• [DATA TO USE]
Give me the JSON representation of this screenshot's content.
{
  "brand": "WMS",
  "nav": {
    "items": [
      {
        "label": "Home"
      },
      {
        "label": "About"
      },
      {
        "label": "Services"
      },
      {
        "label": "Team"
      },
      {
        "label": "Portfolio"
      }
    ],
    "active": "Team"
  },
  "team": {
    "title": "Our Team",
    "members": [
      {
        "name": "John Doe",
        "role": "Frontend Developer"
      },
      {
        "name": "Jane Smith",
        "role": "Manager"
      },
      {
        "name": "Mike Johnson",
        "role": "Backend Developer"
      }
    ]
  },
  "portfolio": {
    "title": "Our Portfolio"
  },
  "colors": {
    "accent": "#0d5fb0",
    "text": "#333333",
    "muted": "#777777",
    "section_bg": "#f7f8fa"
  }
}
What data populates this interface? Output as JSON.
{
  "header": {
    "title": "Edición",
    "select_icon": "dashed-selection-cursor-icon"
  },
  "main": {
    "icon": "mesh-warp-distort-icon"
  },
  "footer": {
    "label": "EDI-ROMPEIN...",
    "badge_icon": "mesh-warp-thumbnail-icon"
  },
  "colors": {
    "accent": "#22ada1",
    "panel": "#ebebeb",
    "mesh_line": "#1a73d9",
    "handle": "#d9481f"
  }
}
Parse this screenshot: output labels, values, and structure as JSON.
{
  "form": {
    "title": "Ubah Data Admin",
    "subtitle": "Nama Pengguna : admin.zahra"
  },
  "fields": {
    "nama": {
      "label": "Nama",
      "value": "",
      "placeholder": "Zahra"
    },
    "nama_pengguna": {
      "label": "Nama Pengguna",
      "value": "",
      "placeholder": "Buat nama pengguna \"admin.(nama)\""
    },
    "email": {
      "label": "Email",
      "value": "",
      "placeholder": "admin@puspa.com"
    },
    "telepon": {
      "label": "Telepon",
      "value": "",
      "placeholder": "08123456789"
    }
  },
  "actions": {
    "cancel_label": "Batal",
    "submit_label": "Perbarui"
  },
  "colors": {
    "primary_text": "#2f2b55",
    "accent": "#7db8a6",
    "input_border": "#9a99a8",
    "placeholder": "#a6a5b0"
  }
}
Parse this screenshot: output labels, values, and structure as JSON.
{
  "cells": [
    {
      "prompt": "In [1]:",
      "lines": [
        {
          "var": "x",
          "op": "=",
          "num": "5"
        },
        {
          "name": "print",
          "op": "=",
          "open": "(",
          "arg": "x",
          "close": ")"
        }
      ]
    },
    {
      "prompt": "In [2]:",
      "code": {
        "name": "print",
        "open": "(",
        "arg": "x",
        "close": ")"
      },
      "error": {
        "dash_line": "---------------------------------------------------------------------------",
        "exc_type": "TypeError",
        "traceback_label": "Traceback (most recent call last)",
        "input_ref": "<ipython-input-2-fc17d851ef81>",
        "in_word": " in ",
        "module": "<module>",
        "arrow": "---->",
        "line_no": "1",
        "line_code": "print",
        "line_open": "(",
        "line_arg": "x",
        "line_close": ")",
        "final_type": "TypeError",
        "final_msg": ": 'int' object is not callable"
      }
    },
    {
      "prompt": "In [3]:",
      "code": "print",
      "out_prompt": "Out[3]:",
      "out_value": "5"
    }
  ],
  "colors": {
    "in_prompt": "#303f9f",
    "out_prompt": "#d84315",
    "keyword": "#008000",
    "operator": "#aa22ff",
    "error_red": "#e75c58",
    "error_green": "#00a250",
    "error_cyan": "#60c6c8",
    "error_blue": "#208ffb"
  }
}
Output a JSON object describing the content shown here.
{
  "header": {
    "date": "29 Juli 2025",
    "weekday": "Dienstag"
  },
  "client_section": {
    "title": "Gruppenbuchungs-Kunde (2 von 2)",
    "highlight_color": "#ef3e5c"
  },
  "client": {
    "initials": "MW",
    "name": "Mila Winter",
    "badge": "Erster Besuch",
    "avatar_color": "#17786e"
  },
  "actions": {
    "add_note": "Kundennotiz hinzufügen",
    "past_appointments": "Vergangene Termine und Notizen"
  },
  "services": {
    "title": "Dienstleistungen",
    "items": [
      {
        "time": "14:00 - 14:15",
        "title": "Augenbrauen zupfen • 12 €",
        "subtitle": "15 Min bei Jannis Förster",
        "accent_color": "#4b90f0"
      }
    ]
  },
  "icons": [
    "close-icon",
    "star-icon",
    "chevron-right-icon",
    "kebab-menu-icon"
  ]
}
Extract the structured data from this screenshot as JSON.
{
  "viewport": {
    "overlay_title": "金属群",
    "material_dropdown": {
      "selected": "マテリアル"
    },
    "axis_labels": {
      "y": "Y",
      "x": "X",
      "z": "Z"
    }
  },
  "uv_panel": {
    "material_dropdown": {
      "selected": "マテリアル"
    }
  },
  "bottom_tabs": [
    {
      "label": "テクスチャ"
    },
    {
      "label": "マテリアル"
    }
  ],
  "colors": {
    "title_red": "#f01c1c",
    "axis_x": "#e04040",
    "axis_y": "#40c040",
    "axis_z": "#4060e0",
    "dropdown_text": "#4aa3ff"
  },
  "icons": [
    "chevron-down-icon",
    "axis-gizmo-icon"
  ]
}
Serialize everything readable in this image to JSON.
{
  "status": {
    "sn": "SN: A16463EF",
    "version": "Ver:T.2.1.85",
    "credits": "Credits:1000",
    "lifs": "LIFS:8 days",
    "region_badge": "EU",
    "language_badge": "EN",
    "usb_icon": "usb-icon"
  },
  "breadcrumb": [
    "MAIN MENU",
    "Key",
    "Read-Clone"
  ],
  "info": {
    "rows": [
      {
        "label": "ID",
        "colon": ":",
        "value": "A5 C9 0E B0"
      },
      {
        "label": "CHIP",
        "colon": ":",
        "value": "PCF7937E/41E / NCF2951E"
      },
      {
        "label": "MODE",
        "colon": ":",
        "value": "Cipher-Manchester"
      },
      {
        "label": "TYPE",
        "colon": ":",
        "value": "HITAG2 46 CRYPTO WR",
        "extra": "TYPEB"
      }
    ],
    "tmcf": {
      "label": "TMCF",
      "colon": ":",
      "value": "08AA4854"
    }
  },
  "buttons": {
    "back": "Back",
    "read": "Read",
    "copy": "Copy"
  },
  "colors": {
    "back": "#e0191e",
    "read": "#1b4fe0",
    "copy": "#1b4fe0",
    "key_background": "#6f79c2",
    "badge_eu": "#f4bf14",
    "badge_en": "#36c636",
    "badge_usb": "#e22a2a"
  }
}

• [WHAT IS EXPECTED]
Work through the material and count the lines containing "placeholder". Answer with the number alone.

• [RESPONSE TO THE TASK]
5